What is Alkyd
Alkyd is a term used in the PCB industry to describe a type of resin that is commonly used for coating applications. It is a thermosetting resin that offers excellent electrical properties, making it suitable for molding the bodies of components. Alkyd resins are created through a condensation process involving a polyfunctional alcohol and a polyfunctional acid, typically a dibasic acid. These resins are further modified by reacting with fatty acids, which enhance their coating properties, such as flexibility.
There are different types of alkyd resins based on the degree of fatty acid modification. These include short chain alkyd resins, medium chain oil alkyd resins, and long chain alkyd resins. The specific fatty acids used in the manufacturing process can vary, with options like soya, soya and linseed mixtures, tofa, and coconut oil fatty acids.

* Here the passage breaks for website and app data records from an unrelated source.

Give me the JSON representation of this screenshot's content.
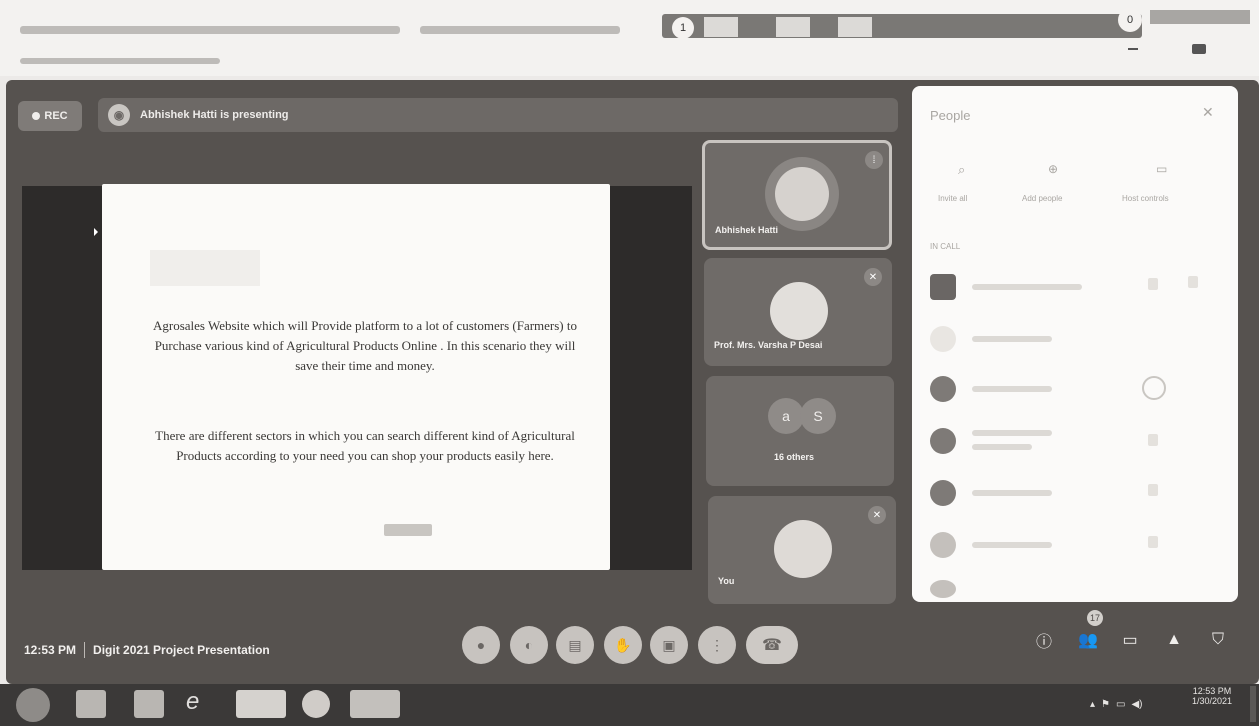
{
  "browser": {
    "tab_badge_1": "1",
    "tab_badge_2": "0"
  },
  "meeting": {
    "rec_label": "REC",
    "presenter_text": "Abhishek Hatti is presenting",
    "time": "12:53 PM",
    "title": "Digit 2021 Project Presentation"
  },
  "slide": {
    "paragraph_1": "Agrosales Website which will Provide platform to a lot of customers (Farmers) to Purchase various kind of Agricultural Products Online . In this scenario they will save their time and money.",
    "paragraph_2": "There are different sectors in which you can search different kind of Agricultural Products according to your need you can shop your products easily here."
  },
  "tiles": [
    {
      "name": "Abhishek Hatti",
      "active": true
    },
    {
      "name": "Prof. Mrs. Varsha P Desai",
      "active": false
    },
    {
      "name": "16 others",
      "initials": [
        "a",
        "S"
      ],
      "active": false
    },
    {
      "name": "You",
      "active": false
    }
  ],
  "people_panel": {
    "title": "People",
    "close_icon": "close-icon",
    "actions": [
      {
        "label": "Invite all",
        "icon": "search-icon"
      },
      {
        "label": "Add people",
        "icon": "add-person-icon"
      },
      {
        "label": "Host controls",
        "icon": "controls-icon"
      }
    ],
    "section_label": "IN CALL"
  },
  "controls": [
    {
      "name": "mic",
      "icon": "mic-icon"
    },
    {
      "name": "camera",
      "icon": "camera-icon"
    },
    {
      "name": "captions",
      "icon": "captions-icon"
    },
    {
      "name": "raise-hand",
      "icon": "hand-icon"
    },
    {
      "name": "present",
      "icon": "present-icon"
    },
    {
      "name": "more",
      "icon": "more-icon"
    }
  ],
  "side_controls": {
    "info_icon": "info-icon",
    "people_icon": "people-icon",
    "people_count": "17",
    "chat_icon": "chat-icon",
    "activities_icon": "activities-icon",
    "safety_icon": "lock-icon"
  },
  "taskbar": {
    "clock_time": "12:53 PM",
    "clock_date": "1/30/2021"
  }
}
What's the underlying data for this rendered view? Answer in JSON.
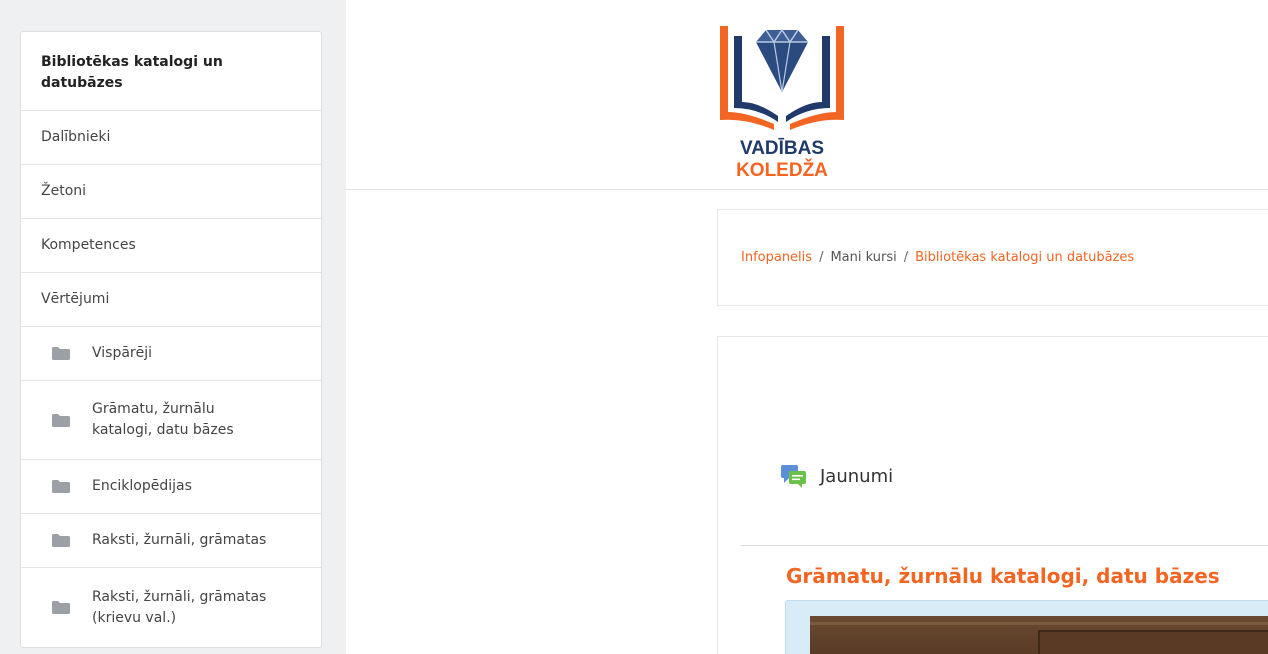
{
  "course_nav": {
    "title": "Bibliotēkas katalogi un datubāzes",
    "items": [
      {
        "label": "Dalībnieki"
      },
      {
        "label": "Žetoni"
      },
      {
        "label": "Kompetences"
      },
      {
        "label": "Vērtējumi"
      }
    ],
    "sections": [
      {
        "label": "Vispārēji"
      },
      {
        "label": "Grāmatu, žurnālu katalogi, datu bāzes"
      },
      {
        "label": "Enciklopēdijas"
      },
      {
        "label": "Raksti, žurnāli, grāmatas"
      },
      {
        "label": "Raksti, žurnāli, grāmatas (krievu val.)"
      }
    ]
  },
  "logo": {
    "line1": "VADĪBAS",
    "line2": "KOLEDŽA"
  },
  "breadcrumb": {
    "home": "Infopanelis",
    "separator": "/",
    "my_courses": "Mani kursi",
    "current": "Bibliotēkas katalogi un datubāzes"
  },
  "content": {
    "news_label": "Jaunumi",
    "section_title": "Grāmatu, žurnālu katalogi, datu bāzes"
  },
  "colors": {
    "accent": "#f26522",
    "navy": "#1f3a6b",
    "panel_bg": "#d8ecf7"
  }
}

Alkyd resins are often combined with alkylated amino resins and inorganic earth fillers in film-forming organic mixtures. The alkylated amino resin acts as a catalyst, promoting the curing process of the alkyd resin. Inorganic earth fillers, such as Panamint Earth, may also be added to enhance certain properties of the coating.